#### WORK INSTRUCTIONS
Retype the data exactly, so that every line matches the original.

#### RECORD SET
________________
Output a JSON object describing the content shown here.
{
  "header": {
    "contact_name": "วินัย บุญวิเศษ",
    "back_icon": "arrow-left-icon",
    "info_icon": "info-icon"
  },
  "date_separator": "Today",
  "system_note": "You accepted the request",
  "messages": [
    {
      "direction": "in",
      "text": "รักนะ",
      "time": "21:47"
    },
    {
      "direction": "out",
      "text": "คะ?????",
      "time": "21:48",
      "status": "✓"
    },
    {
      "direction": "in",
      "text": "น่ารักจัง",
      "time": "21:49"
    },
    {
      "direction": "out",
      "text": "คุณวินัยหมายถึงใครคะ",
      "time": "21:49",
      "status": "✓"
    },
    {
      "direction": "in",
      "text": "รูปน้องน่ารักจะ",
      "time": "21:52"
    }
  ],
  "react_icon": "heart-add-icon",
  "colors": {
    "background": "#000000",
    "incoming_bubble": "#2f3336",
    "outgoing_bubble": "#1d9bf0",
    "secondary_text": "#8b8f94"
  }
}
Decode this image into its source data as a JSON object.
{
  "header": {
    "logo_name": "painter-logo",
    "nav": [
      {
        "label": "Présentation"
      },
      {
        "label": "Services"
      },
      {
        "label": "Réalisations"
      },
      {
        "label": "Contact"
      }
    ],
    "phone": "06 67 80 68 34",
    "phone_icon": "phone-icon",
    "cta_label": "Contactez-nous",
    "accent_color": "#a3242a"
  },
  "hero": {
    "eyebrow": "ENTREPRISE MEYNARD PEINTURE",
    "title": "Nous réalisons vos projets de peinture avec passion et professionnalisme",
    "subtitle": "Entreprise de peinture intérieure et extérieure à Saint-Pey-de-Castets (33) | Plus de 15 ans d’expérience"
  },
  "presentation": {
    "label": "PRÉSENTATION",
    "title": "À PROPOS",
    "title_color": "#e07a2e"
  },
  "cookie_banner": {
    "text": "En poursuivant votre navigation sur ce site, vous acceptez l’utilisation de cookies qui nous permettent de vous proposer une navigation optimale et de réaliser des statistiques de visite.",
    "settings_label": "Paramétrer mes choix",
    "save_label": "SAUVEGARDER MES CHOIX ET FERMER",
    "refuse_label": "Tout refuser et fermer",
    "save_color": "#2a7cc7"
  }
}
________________
#### TASK ANSWER
Output a JSON object describing the content shown here.
{
  "header": {
    "contact_name": "วินัย บุญวิเศษ",
    "back_icon": "arrow-left-icon",
    "info_icon": "info-icon"
  },
  "date_separator": "Today",
  "system_note": "You accepted the request",
  "messages": [
    {
      "direction": "in",
      "text": "รักนะ",
      "time": "21:47"
    },
    {
      "direction": "out",
      "text": "คะ?????",
      "time": "21:48",
      "status": "✓"
    },
    {
      "direction": "in",
      "text": "น่ารักจัง",
      "time": "21:49"
    },
    {
      "direction": "out",
      "text": "คุณวินัยหมายถึงใครคะ",
      "time": "21:49",
      "status": "✓"
    },
    {
      "direction": "in",
      "text": "รูปน้องน่ารักจะ",
      "time": "21:52"
    }
  ],
  "react_icon": "heart-add-icon",
  "colors": {
    "background": "#000000",
    "incoming_bubble": "#2f3336",
    "outgoing_bubble": "#1d9bf0",
    "secondary_text": "#8b8f94"
  }
}
Decode this image into its source data as a JSON object.
{
  "header": {
    "logo_name": "painter-logo",
    "nav": [
      {
        "label": "Présentation"
      },
      {
        "label": "Services"
      },
      {
        "label": "Réalisations"
      },
      {
        "label": "Contact"
      }
    ],
    "phone": "06 67 80 68 34",
    "phone_icon": "phone-icon",
    "cta_label": "Contactez-nous",
    "accent_color": "#a3242a"
  },
  "hero": {
    "eyebrow": "ENTREPRISE MEYNARD PEINTURE",
    "title": "Nous réalisons vos projets de peinture avec passion et professionnalisme",
    "subtitle": "Entreprise de peinture intérieure et extérieure à Saint-Pey-de-Castets (33) | Plus de 15 ans d’expérience"
  },
  "presentation": {
    "label": "PRÉSENTATION",
    "title": "À PROPOS",
    "title_color": "#e07a2e"
  },
  "cookie_banner": {
    "text": "En poursuivant votre navigation sur ce site, vous acceptez l’utilisation de cookies qui nous permettent de vous proposer une navigation optimale et de réaliser des statistiques de visite.",
    "settings_label": "Paramétrer mes choix",
    "save_label": "SAUVEGARDER MES CHOIX ET FERMER",
    "refuse_label": "Tout refuser et fermer",
    "save_color": "#2a7cc7"
  }
}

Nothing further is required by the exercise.